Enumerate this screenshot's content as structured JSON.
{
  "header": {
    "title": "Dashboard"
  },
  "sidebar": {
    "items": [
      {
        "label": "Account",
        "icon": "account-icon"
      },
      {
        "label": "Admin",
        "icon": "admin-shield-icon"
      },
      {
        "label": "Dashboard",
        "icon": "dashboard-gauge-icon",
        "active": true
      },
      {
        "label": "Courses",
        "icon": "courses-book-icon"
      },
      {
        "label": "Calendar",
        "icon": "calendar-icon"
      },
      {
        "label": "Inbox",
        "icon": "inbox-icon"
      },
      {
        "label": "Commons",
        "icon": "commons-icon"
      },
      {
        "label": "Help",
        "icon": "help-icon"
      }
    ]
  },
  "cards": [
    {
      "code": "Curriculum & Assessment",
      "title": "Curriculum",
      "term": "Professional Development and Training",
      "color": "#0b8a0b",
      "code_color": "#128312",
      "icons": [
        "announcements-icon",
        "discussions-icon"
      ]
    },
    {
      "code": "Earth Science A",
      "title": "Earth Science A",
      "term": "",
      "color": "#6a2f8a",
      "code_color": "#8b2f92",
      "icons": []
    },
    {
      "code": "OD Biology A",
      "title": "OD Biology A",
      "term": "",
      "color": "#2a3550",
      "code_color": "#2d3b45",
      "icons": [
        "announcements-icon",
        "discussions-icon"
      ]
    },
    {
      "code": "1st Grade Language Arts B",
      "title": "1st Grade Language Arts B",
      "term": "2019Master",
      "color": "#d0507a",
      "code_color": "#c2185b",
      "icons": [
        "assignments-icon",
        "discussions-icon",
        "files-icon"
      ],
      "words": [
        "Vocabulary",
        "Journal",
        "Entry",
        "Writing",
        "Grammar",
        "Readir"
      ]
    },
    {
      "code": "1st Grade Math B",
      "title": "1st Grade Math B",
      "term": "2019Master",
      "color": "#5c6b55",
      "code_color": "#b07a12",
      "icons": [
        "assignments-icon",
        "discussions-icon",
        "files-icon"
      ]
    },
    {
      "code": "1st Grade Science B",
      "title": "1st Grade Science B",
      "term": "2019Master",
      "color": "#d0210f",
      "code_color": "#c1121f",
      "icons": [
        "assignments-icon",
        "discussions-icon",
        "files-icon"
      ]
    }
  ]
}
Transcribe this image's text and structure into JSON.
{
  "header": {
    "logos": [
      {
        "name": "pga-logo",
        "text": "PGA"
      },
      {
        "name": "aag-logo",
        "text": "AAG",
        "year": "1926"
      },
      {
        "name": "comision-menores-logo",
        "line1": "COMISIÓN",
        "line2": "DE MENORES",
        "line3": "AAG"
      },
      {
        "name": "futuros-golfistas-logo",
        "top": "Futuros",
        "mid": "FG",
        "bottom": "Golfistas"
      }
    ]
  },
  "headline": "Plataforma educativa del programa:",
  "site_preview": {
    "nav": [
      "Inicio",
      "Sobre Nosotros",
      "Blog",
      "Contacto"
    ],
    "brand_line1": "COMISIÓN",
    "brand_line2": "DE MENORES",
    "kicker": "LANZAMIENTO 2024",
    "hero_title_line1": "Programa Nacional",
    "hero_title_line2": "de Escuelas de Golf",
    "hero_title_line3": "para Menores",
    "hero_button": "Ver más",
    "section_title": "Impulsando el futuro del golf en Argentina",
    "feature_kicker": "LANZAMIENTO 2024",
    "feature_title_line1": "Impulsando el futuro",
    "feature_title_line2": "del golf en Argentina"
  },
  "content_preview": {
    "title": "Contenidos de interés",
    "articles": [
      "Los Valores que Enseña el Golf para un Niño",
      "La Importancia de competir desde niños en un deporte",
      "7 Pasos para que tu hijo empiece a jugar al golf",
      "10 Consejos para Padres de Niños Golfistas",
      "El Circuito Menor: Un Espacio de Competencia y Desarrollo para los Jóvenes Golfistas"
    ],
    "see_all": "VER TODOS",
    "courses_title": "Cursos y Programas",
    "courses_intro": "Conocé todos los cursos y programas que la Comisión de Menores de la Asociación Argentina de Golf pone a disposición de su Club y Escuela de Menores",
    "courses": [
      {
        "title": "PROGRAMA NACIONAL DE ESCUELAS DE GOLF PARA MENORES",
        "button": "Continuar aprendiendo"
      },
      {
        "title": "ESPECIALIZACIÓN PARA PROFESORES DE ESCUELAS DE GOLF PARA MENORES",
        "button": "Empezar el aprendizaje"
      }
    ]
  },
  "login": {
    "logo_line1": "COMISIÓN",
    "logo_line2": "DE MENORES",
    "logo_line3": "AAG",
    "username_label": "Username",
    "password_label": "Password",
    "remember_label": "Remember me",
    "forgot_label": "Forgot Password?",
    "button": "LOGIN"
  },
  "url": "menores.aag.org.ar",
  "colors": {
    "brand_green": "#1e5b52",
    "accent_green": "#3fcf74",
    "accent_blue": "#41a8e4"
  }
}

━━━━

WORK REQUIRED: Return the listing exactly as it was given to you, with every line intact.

TASK ANSWER:
Enumerate this screenshot's content as structured JSON.
{
  "header": {
    "title": "Dashboard"
  },
  "sidebar": {
    "items": [
      {
        "label": "Account",
        "icon": "account-icon"
      },
      {
        "label": "Admin",
        "icon": "admin-shield-icon"
      },
      {
        "label": "Dashboard",
        "icon": "dashboard-gauge-icon",
        "active": true
      },
      {
        "label": "Courses",
        "icon": "courses-book-icon"
      },
      {
        "label": "Calendar",
        "icon": "calendar-icon"
      },
      {
        "label": "Inbox",
        "icon": "inbox-icon"
      },
      {
        "label": "Commons",
        "icon": "commons-icon"
      },
      {
        "label": "Help",
        "icon": "help-icon"
      }
    ]
  },
  "cards": [
    {
      "code": "Curriculum & Assessment",
      "title": "Curriculum",
      "term": "Professional Development and Training",
      "color": "#0b8a0b",
      "code_color": "#128312",
      "icons": [
        "announcements-icon",
        "discussions-icon"
      ]
    },
    {
      "code": "Earth Science A",
      "title": "Earth Science A",
      "term": "",
      "color": "#6a2f8a",
      "code_color": "#8b2f92",
      "icons": []
    },
    {
      "code": "OD Biology A",
      "title": "OD Biology A",
      "term": "",
      "color": "#2a3550",
      "code_color": "#2d3b45",
      "icons": [
        "announcements-icon",
        "discussions-icon"
      ]
    },
    {
      "code": "1st Grade Language Arts B",
      "title": "1st Grade Language Arts B",
      "term": "2019Master",
      "color": "#d0507a",
      "code_color": "#c2185b",
      "icons": [
        "assignments-icon",
        "discussions-icon",
        "files-icon"
      ],
      "words": [
        "Vocabulary",
        "Journal",
        "Entry",
        "Writing",
        "Grammar",
        "Readir"
      ]
    },
    {
      "code": "1st Grade Math B",
      "title": "1st Grade Math B",
      "term": "2019Master",
      "color": "#5c6b55",
      "code_color": "#b07a12",
      "icons": [
        "assignments-icon",
        "discussions-icon",
        "files-icon"
      ]
    },
    {
      "code": "1st Grade Science B",
      "title": "1st Grade Science B",
      "term": "2019Master",
      "color": "#d0210f",
      "code_color": "#c1121f",
      "icons": [
        "assignments-icon",
        "discussions-icon",
        "files-icon"
      ]
    }
  ]
}
Transcribe this image's text and structure into JSON.
{
  "header": {
    "logos": [
      {
        "name": "pga-logo",
        "text": "PGA"
      },
      {
        "name": "aag-logo",
        "text": "AAG",
        "year": "1926"
      },
      {
        "name": "comision-menores-logo",
        "line1": "COMISIÓN",
        "line2": "DE MENORES",
        "line3": "AAG"
      },
      {
        "name": "futuros-golfistas-logo",
        "top": "Futuros",
        "mid": "FG",
        "bottom": "Golfistas"
      }
    ]
  },
  "headline": "Plataforma educativa del programa:",
  "site_preview": {
    "nav": [
      "Inicio",
      "Sobre Nosotros",
      "Blog",
      "Contacto"
    ],
    "brand_line1": "COMISIÓN",
    "brand_line2": "DE MENORES",
    "kicker": "LANZAMIENTO 2024",
    "hero_title_line1": "Programa Nacional",
    "hero_title_line2": "de Escuelas de Golf",
    "hero_title_line3": "para Menores",
    "hero_button": "Ver más",
    "section_title": "Impulsando el futuro del golf en Argentina",
    "feature_kicker": "LANZAMIENTO 2024",
    "feature_title_line1": "Impulsando el futuro",
    "feature_title_line2": "del golf en Argentina"
  },
  "content_preview": {
    "title": "Contenidos de interés",
    "articles": [
      "Los Valores que Enseña el Golf para un Niño",
      "La Importancia de competir desde niños en un deporte",
      "7 Pasos para que tu hijo empiece a jugar al golf",
      "10 Consejos para Padres de Niños Golfistas",
      "El Circuito Menor: Un Espacio de Competencia y Desarrollo para los Jóvenes Golfistas"
    ],
    "see_all": "VER TODOS",
    "courses_title": "Cursos y Programas",
    "courses_intro": "Conocé todos los cursos y programas que la Comisión de Menores de la Asociación Argentina de Golf pone a disposición de su Club y Escuela de Menores",
    "courses": [
      {
        "title": "PROGRAMA NACIONAL DE ESCUELAS DE GOLF PARA MENORES",
        "button": "Continuar aprendiendo"
      },
      {
        "title": "ESPECIALIZACIÓN PARA PROFESORES DE ESCUELAS DE GOLF PARA MENORES",
        "button": "Empezar el aprendizaje"
      }
    ]
  },
  "login": {
    "logo_line1": "COMISIÓN",
    "logo_line2": "DE MENORES",
    "logo_line3": "AAG",
    "username_label": "Username",
    "password_label": "Password",
    "remember_label": "Remember me",
    "forgot_label": "Forgot Password?",
    "button": "LOGIN"
  },
  "url": "menores.aag.org.ar",
  "colors": {
    "brand_green": "#1e5b52",
    "accent_green": "#3fcf74",
    "accent_blue": "#41a8e4"
  }
}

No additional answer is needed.